News that an applicant for the job of city manager in Richmond Hill faces charges stemming from a 2011 traffic stop was something of a surprise to us. We suspect it came as a surprise to the folks at City Hall, as well.
What came as a pleasant surprise to us was the fact we got the names of the six candidates to pass along to readers; a positive step in keeping government open.
At times, getting information from the city could be an exercise in exasperation and reporters were sometimes berated simply for trying to do their job. It was not much fun. It’s good to know the new administration is interested in keeping the public informed about their city government.
In that regard, so far the new administration in Richmond Hill has been open and accessible.
Technically, according to state open records law, city officials could have withheld the names of the candidates for city manager until they had whittled the list down to the last three to make the cut.

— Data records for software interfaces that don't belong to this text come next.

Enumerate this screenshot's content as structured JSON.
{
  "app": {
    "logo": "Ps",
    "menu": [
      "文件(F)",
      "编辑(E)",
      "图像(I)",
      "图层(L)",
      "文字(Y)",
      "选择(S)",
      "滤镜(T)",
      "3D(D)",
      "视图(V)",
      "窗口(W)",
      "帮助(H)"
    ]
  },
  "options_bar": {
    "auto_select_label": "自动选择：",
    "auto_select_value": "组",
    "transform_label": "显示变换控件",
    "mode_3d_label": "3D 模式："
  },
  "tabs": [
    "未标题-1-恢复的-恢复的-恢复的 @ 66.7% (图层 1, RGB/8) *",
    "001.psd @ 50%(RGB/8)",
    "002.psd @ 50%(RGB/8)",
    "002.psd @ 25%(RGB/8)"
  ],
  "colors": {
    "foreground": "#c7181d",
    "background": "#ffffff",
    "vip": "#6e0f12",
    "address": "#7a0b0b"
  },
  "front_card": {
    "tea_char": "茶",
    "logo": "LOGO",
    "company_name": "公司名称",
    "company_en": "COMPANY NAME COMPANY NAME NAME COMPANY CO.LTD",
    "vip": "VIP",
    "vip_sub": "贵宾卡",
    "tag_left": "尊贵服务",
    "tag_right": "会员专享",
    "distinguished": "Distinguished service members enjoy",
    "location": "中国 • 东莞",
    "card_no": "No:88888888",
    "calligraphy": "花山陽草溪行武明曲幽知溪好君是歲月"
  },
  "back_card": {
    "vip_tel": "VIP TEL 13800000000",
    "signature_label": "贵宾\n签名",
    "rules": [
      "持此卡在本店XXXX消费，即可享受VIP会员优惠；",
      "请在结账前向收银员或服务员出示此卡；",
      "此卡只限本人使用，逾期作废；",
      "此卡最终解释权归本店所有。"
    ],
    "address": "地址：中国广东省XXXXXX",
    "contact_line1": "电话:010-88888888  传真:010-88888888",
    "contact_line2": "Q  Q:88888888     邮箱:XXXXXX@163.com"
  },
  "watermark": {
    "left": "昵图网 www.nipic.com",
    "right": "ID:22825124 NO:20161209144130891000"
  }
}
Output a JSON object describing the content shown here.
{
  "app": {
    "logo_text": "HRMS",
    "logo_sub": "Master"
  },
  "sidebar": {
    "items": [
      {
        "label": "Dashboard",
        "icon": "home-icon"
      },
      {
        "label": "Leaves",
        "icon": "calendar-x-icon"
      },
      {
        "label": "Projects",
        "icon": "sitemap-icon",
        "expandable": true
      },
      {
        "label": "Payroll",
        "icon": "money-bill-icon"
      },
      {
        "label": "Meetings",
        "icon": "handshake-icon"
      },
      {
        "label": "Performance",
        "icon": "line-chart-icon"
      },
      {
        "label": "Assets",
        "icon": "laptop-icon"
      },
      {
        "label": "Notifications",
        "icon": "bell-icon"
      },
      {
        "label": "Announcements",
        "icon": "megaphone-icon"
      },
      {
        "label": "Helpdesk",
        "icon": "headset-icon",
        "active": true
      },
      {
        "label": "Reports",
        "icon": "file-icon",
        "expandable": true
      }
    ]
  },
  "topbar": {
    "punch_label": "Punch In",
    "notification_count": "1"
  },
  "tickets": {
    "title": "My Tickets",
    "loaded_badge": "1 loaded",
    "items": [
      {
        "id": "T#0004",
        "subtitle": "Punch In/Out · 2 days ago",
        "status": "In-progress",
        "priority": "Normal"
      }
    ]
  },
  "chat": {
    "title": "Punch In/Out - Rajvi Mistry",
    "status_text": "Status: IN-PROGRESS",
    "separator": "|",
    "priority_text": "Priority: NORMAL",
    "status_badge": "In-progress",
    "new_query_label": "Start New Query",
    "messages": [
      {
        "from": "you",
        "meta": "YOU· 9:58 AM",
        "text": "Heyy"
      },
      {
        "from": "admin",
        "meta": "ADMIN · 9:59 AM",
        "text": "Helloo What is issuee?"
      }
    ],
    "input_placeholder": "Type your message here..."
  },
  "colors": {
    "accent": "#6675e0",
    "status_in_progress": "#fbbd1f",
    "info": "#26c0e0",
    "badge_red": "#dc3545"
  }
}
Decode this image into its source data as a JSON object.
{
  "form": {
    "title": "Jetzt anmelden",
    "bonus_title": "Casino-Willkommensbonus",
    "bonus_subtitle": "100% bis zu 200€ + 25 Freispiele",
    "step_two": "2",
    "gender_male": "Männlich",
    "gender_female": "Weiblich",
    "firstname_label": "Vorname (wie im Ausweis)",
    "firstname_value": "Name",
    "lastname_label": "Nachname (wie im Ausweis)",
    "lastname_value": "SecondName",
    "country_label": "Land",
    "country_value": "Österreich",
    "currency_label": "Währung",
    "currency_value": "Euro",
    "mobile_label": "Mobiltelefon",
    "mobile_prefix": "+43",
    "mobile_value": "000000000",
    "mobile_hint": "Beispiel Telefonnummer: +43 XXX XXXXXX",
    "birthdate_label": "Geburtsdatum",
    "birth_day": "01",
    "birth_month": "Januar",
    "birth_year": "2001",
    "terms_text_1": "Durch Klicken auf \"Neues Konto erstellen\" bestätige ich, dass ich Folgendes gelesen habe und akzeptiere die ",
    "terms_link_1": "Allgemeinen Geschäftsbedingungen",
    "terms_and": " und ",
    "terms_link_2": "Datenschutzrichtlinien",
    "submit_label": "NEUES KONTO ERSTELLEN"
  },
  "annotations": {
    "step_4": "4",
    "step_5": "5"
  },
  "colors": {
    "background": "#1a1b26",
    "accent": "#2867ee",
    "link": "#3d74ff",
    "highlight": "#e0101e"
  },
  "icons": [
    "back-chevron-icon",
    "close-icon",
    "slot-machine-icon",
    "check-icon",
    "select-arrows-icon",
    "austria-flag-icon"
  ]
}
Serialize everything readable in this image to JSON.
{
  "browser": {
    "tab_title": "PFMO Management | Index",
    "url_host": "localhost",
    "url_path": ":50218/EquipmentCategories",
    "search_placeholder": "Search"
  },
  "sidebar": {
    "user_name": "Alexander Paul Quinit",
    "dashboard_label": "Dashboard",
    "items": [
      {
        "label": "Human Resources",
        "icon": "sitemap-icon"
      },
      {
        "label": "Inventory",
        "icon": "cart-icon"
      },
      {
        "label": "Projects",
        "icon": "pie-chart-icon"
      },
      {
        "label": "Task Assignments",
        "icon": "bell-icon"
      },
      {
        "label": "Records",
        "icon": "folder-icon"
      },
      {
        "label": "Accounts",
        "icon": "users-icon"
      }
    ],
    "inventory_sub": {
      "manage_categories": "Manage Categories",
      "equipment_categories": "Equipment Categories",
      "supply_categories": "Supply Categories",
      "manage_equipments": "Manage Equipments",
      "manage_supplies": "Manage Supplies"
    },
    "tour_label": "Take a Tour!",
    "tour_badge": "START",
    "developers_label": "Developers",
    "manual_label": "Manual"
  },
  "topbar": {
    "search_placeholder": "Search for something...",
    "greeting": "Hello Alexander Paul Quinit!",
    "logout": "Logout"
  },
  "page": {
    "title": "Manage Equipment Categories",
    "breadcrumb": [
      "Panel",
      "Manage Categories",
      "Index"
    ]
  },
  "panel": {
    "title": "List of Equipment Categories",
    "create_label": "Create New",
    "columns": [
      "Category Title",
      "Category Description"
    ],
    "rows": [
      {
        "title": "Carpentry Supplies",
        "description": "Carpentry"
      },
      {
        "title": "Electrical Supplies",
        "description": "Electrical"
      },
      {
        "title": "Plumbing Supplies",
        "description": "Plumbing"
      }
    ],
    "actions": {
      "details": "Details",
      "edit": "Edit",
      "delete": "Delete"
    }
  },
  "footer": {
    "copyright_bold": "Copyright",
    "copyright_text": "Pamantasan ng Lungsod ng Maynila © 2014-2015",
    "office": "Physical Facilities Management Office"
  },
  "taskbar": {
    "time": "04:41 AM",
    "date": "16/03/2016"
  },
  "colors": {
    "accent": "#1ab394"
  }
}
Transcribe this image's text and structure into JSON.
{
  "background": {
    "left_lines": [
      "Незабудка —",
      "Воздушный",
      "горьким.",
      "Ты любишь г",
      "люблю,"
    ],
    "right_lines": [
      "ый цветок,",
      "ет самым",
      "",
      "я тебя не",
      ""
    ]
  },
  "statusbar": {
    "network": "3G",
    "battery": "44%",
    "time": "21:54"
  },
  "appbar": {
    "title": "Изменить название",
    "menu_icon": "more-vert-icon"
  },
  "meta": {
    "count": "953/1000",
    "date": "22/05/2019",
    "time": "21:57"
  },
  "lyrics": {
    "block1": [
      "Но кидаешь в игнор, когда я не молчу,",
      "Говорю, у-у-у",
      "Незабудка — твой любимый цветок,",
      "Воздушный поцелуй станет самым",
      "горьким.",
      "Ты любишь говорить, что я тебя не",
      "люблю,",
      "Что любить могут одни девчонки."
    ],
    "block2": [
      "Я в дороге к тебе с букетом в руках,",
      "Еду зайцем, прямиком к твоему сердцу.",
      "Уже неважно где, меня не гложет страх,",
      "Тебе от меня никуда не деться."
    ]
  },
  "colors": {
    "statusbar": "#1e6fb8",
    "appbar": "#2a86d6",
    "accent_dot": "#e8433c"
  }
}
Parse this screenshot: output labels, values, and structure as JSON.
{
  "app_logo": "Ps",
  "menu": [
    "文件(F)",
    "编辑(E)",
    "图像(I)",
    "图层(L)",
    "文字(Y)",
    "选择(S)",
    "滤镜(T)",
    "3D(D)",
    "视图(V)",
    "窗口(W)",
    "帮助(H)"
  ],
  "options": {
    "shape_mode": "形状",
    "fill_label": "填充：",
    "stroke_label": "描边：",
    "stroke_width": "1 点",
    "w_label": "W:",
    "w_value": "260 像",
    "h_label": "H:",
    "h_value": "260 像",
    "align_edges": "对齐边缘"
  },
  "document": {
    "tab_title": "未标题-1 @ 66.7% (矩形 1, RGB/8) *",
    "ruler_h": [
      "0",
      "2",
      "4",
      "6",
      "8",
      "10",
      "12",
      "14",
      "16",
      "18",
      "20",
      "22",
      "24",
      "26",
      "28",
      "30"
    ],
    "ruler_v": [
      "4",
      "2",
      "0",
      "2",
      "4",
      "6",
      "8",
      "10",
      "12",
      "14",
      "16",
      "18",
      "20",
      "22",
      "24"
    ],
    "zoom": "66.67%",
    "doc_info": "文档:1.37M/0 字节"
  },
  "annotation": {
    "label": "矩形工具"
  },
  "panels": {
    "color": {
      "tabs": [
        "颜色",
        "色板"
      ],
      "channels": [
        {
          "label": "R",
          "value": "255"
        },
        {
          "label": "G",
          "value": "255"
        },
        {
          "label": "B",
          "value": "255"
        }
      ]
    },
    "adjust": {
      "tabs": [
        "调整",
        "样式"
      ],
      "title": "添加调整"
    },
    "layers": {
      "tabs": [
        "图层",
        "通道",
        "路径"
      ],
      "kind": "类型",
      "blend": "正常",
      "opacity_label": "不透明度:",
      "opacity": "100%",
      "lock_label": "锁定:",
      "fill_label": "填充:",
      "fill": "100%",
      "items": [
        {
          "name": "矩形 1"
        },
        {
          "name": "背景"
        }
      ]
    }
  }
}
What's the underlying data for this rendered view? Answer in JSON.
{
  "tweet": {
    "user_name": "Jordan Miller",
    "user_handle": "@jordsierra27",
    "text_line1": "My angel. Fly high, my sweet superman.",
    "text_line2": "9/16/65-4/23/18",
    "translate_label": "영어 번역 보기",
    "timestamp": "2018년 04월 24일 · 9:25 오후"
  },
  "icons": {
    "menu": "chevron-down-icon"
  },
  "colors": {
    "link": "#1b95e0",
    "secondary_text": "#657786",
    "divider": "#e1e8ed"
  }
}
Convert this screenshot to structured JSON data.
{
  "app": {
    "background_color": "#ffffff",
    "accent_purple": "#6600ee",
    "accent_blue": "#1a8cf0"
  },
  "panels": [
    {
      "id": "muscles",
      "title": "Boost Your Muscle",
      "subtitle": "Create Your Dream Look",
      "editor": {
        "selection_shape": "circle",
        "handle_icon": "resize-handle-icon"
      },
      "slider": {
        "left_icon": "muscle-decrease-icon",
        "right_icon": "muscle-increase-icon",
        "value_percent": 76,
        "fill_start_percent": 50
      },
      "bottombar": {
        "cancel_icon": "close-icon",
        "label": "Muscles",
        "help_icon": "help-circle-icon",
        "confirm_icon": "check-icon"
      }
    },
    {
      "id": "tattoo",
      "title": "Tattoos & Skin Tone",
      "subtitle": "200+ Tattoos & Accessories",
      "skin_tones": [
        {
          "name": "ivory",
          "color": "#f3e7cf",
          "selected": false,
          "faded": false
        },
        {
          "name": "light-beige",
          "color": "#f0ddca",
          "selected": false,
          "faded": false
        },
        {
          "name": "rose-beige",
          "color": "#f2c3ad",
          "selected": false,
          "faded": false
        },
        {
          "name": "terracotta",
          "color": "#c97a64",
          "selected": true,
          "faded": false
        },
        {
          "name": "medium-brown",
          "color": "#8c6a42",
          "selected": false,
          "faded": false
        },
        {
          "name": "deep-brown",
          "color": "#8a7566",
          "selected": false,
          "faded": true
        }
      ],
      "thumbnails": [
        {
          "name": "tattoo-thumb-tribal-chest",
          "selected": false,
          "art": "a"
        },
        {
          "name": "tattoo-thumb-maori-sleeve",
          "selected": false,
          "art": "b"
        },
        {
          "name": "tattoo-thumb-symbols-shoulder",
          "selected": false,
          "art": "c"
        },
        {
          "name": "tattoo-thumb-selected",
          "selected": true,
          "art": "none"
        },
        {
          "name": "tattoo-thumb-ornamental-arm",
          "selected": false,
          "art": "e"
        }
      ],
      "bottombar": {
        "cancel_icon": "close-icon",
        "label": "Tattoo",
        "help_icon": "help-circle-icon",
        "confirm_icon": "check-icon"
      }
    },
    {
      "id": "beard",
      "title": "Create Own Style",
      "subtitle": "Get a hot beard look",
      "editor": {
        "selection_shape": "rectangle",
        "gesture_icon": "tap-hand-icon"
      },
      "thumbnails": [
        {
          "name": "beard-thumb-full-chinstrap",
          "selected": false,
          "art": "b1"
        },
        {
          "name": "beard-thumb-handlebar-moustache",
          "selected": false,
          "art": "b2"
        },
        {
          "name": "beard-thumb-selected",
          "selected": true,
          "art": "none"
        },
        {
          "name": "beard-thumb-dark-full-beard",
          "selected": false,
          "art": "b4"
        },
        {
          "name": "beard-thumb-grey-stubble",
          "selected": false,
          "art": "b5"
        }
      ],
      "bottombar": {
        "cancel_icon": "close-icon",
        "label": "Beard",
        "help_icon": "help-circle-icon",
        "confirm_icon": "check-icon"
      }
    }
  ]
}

Instead, the city provided names of the six candidates who had survived the initial group of 29 applicants. Not to overstate the matter, but we believe it was a case of government striking a blow for open government. For that, Richmond Hill officials deserve a pat on the back.
Whenever governments are open, it does make our job easier. When local governments opt for transparency, they show a respect for the constituency they are supposed to serve. You remember, those folks whose taxes pay the bill. That’s always the bottom line for a government, or it should be.
Having the government responsive to requests for information is also part of the deal, or it should be. That’s why we saw Richmond Hill’s release of candidates for city manager when they didn’t have to as a positive sign and a welcome development from a young administration that seems to be putting the public first.
It’s an action we respect.